End of 43rd Entry: Then a boat hoisting sail set her course for Table Bay. Instantly the fleet ceased its fishing and in a few minutes, every boat was racing for the markets.
The Easterly wind had dropped soon after snoek had been biting and until noon the sea was like glass – as soon as the boats started off home, however, a strong Westerly wind was coming down, and with a good beam wind the ‘Violet’ went crashing Sou’ West through a welter of rushing white horses.
Soon the coast a mass of black jagged rocks rose threatening before her, but the skipper held on till near the breaking surf – then round into the wind swung the boat, hesitating a moment with fluttering canvas – the headsail filled and bore the bows round, and as she paid off the mainsail swung over, filled – and off went the ‘Violet’ roaring out to sea aslant the wind.
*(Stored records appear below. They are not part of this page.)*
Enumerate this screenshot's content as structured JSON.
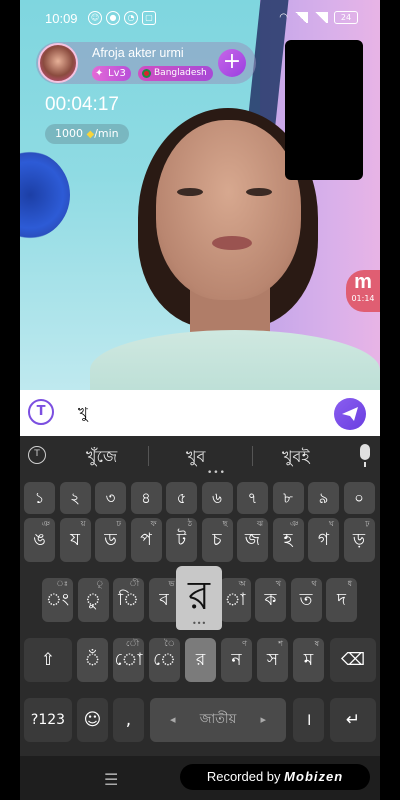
{
  "status_bar": {
    "time": "10:09",
    "battery": "24"
  },
  "host": {
    "name": "Afroja akter urmi",
    "level": "Lv3",
    "country": "Bangladesh",
    "add_label": "+"
  },
  "call": {
    "timer": "00:04:17",
    "rate_amount": "1000",
    "rate_unit": "/min"
  },
  "side_badge": {
    "letter": "m",
    "time": "01:14"
  },
  "input": {
    "value": "খু",
    "translate_label": "T"
  },
  "keyboard": {
    "suggestions": [
      "খুঁজে",
      "খুব",
      "খুবই"
    ],
    "row_numbers": [
      {
        "main": "১",
        "sub": ""
      },
      {
        "main": "২",
        "sub": ""
      },
      {
        "main": "৩",
        "sub": ""
      },
      {
        "main": "৪",
        "sub": ""
      },
      {
        "main": "৫",
        "sub": ""
      },
      {
        "main": "৬",
        "sub": ""
      },
      {
        "main": "৭",
        "sub": ""
      },
      {
        "main": "৮",
        "sub": ""
      },
      {
        "main": "৯",
        "sub": ""
      },
      {
        "main": "০",
        "sub": ""
      }
    ],
    "row1": [
      {
        "main": "ঙ",
        "sub": "ঞ"
      },
      {
        "main": "য",
        "sub": "য়"
      },
      {
        "main": "ড",
        "sub": "ঢ"
      },
      {
        "main": "প",
        "sub": "ফ"
      },
      {
        "main": "ট",
        "sub": "ঠ"
      },
      {
        "main": "চ",
        "sub": "ছ"
      },
      {
        "main": "জ",
        "sub": "ঝ"
      },
      {
        "main": "হ",
        "sub": "ঞ"
      },
      {
        "main": "গ",
        "sub": "ঘ"
      },
      {
        "main": "ড়",
        "sub": "ঢ়"
      }
    ],
    "row2": [
      {
        "main": "ং",
        "sub": "ঃ"
      },
      {
        "main": "ু",
        "sub": "ূ"
      },
      {
        "main": "ি",
        "sub": "ী"
      },
      {
        "main": "ব",
        "sub": "ভ"
      },
      {
        "main": "র",
        "sub": ""
      },
      {
        "main": "া",
        "sub": "অ"
      },
      {
        "main": "ক",
        "sub": "খ"
      },
      {
        "main": "ত",
        "sub": "থ"
      },
      {
        "main": "দ",
        "sub": "ধ"
      }
    ],
    "row3": [
      {
        "main": "ঁ",
        "sub": ""
      },
      {
        "main": "ো",
        "sub": "ৌ"
      },
      {
        "main": "ে",
        "sub": "ৈ"
      },
      {
        "main": "র",
        "sub": ""
      },
      {
        "main": "ন",
        "sub": "ণ"
      },
      {
        "main": "স",
        "sub": "শ"
      },
      {
        "main": "ম",
        "sub": "ষ"
      }
    ],
    "popup_key": "র",
    "symbols_label": "?123",
    "comma_label": ",",
    "space_label": "জাতীয়",
    "period_label": "।"
  },
  "watermark": {
    "prefix": "Recorded by",
    "brand": "Mobizen"
  },
  "colors": {
    "accent": "#7b4fe0",
    "keyboard_bg": "#2b2b2b",
    "key_bg": "#4a4a4a"
  }
}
When well to the windward of the snow-white beach at whose edge the ‘Alice’ was already lying Violet’s skipper once again brought her head into the wind, round she came and with sea and wind behind went flying down on even keel and a little later a merry crew were casting fish after fish on to a pile. When the catch was altogether the crew shared equally, this done each man threw an eighth of his share to go to the boat’s owners.
“Three stockfish and thirty snoek apiece” quoth Mick gleefully to Jack as he turned to bargain with the Indian owner of a fish hawker’s cart – “Come on Sammy fifty bob the lot.”
“Twenty shillings,” said the hawker “Berry much snoek to-day.”
“Garn – the ‘Alice’ crew only shared out two stockfish apiece – ‘Violet’ got all the snoek no Cape Town boats – 45/- – Sammy!”
“Me give twenty-five!” but eventually he paid thirty and retailed the lot at £2/5.